It is important to note that supplements are not a replacement for nutritious and healthy foods. A quality diet can do wonders to maintain your health and well-being, which requires a big commitment. Supplements should support your already healthy lifestyle and dietary choices. While your body produces CoQ10, getting the rest of it requires making smart dietary choices. Yet if you are an older adult, taking a CoQ10 supplement is a great way to fill in nutritional gaps.
It is important to recognize that everyone will react to supplements and nutrients differently. The Mayo Clinic highlights the following as potential mild side effects of CoQ10:
Upper abdominal pain Loss of appetite Nausea Diarrhea Insomnia Skin rash Fatigue and dizziness Light sensitivity Irritability and headaches
The Mayo Clinic also warns that CoQ10 may reduce the effectiveness of anticoagulants, such as warfarin. This could lead to an increased risk of blood clots. The National Institutes of Health recommends that pregnant and breastfeeding women do not take CoQ10.
No serious side effects of taking CoQ10 have ever been reported. Most people tolerate CoQ10 without a problem.

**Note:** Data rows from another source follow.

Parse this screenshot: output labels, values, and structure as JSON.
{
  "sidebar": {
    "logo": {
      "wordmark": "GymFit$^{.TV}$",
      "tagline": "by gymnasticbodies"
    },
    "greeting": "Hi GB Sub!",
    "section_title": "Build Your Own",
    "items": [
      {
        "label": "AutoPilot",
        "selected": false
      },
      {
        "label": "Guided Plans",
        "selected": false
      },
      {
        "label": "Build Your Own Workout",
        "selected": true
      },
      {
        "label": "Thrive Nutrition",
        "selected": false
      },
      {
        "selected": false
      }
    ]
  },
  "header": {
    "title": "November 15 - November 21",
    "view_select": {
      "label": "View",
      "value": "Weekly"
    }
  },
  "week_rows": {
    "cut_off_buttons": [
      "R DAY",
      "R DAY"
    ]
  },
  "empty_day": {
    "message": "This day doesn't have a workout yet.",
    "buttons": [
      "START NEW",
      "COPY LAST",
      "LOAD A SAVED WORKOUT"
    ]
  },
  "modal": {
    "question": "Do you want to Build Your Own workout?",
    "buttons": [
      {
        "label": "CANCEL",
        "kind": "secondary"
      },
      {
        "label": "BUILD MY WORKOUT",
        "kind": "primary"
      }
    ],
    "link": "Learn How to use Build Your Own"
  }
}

CoQ10 is essential for keeping cells energized. It increases and maintains normal energy levels and also supports cardiovascular and heart health. CoQ10 also supports muscles, nerves, the brain, and skin. Natural levels of CoQ10 decrease as we age, impacting the efficiency of cells in doing their jobs. The amount of CoQ10 needed daily is not established; however, this is something that can be discussed with a personal healthcare practitioner if it is of concern.